Photo/Illutration This image shows how the satellite's laser would clear debris in orbit. (Provided by SKY Perfect JSAT Corp.)

A laser beam in outer space that sends orbiting debris to a fiery end in the Earth's atmosphere may soon be a reality. 

SKY Perfect JSAT Corp. said it is developing a satellite that can shoot down space junk ranging from old, abandoned satellites to rocket parts still orbiting the Earth.

The Tokyo-based satellite broadcaster is developing the technology jointly with the Riken research institute and other parties, according to a June 11 announcement.

It said they plan to clean up the increasing amount of debris orbiting the planet by pushing it into the Earth’s atmosphere, where it will then burn up.

The team plans to start experimenting in 2024 to test the laser equipment and aims to have the satellite operational in 2026.

"Space debris poses a large-scale problem," said Tadanori Fukushima, head of the space remnant removal program. "I want to bring this socially significant project to fruition at any cost."

The tiny satellite will weigh just several hundred kilograms, according to the announcement. Its laser will be used to melt the surface of the space junk.

That will cause the debris to emit gas, creating enough force to push it out of orbit and into the atmosphere.

The low-output laser device cannot lift even a light 1-yen (1 cent) coin on Earth. But by pulsing the laser--which is how cosmetic physicians use lasers to remove unwanted skin blemishes--it can gradually set the space debris onto a path toward the atmosphere, according to project officials.

More than 100 million pieces of debris measuring 1 millimeter or larger are estimated to exist in orbit. Most of them travel at altitudes of 600 kilometers to 1,000 km, where satellites often traverse.

Despite being bite-sized, that kind of debris flies at no less than 7.5 km per second and could severely damage or knock out satellites.

Debris-clearing orbiters to catch space junk with wires or nets are also being considered.
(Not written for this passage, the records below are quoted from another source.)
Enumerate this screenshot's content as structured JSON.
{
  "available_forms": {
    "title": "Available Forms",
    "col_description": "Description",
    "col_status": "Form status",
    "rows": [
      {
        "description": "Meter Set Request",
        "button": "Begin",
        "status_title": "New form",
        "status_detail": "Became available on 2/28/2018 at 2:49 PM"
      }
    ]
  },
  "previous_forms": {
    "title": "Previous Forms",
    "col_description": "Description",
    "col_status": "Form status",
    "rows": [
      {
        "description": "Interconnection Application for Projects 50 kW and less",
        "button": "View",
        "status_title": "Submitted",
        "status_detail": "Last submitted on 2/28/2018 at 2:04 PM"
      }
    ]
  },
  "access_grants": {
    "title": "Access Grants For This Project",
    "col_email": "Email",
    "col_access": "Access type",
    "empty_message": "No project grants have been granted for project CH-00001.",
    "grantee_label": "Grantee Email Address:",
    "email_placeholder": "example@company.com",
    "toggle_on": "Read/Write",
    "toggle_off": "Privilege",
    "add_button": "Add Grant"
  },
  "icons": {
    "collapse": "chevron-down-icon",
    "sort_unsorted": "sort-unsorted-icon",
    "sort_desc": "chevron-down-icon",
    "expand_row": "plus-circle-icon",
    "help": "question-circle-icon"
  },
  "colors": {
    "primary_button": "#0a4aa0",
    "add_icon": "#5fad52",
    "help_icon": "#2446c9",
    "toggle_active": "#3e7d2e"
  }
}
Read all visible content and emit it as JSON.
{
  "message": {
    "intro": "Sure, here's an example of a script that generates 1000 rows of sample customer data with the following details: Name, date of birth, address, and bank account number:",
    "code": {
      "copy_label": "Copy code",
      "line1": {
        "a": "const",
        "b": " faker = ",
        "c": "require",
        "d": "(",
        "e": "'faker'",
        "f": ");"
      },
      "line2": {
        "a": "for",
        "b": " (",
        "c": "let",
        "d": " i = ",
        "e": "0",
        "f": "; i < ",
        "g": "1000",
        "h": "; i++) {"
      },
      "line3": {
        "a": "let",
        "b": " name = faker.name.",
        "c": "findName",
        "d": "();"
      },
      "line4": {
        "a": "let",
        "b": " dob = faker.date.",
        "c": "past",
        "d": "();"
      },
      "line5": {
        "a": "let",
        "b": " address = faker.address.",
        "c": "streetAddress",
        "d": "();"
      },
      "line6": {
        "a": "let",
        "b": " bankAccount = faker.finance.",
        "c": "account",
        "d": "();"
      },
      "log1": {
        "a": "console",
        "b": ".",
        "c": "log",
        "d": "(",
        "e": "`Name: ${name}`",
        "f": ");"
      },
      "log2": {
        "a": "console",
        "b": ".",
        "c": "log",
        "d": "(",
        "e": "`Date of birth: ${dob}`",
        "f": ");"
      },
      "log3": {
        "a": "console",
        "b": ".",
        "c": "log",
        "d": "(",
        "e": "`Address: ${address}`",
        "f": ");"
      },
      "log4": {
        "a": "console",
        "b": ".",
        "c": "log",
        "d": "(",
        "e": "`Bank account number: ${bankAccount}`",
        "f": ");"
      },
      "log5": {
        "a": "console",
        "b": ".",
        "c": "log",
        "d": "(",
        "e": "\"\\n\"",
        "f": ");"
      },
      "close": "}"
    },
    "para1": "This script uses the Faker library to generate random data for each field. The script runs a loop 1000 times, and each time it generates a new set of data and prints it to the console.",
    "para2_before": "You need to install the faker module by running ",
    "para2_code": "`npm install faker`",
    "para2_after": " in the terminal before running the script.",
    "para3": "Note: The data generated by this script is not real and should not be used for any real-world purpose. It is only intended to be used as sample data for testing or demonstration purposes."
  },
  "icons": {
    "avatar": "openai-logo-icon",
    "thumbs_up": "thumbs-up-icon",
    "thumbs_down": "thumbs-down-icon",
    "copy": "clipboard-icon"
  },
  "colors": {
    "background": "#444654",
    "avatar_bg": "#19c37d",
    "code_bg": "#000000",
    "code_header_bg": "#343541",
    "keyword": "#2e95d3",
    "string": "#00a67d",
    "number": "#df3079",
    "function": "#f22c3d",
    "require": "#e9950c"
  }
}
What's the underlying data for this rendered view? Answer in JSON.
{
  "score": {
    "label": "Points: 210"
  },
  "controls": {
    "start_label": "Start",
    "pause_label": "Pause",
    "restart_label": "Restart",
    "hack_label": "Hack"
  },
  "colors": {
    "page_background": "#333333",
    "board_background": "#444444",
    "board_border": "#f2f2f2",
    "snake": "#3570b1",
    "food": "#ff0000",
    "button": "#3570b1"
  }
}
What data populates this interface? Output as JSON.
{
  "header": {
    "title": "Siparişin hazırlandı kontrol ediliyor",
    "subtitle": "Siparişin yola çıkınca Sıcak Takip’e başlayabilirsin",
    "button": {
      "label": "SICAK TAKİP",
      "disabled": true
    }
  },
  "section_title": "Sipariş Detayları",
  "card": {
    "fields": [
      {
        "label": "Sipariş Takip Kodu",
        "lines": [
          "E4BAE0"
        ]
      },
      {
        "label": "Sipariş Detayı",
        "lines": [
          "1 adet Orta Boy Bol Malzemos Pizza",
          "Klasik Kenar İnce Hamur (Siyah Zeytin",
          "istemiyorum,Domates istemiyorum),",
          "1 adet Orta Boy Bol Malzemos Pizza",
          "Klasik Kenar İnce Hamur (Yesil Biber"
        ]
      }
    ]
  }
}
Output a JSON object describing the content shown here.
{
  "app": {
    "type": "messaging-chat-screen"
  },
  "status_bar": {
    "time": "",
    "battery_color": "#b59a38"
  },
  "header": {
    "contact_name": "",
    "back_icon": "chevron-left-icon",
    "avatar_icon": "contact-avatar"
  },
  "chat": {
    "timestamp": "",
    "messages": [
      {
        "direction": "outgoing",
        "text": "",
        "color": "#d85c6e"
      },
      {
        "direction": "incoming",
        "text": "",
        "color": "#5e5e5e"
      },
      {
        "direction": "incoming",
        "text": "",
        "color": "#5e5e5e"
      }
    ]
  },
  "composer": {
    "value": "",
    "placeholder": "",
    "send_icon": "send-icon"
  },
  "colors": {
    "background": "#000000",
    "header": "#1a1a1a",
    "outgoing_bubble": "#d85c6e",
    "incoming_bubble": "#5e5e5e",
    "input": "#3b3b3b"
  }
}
But the company said it expects the laser device will handle space junk more safely, without making direct contact with debris. Also, no fuel would be required to shoot the targets down, leading to a lower cost.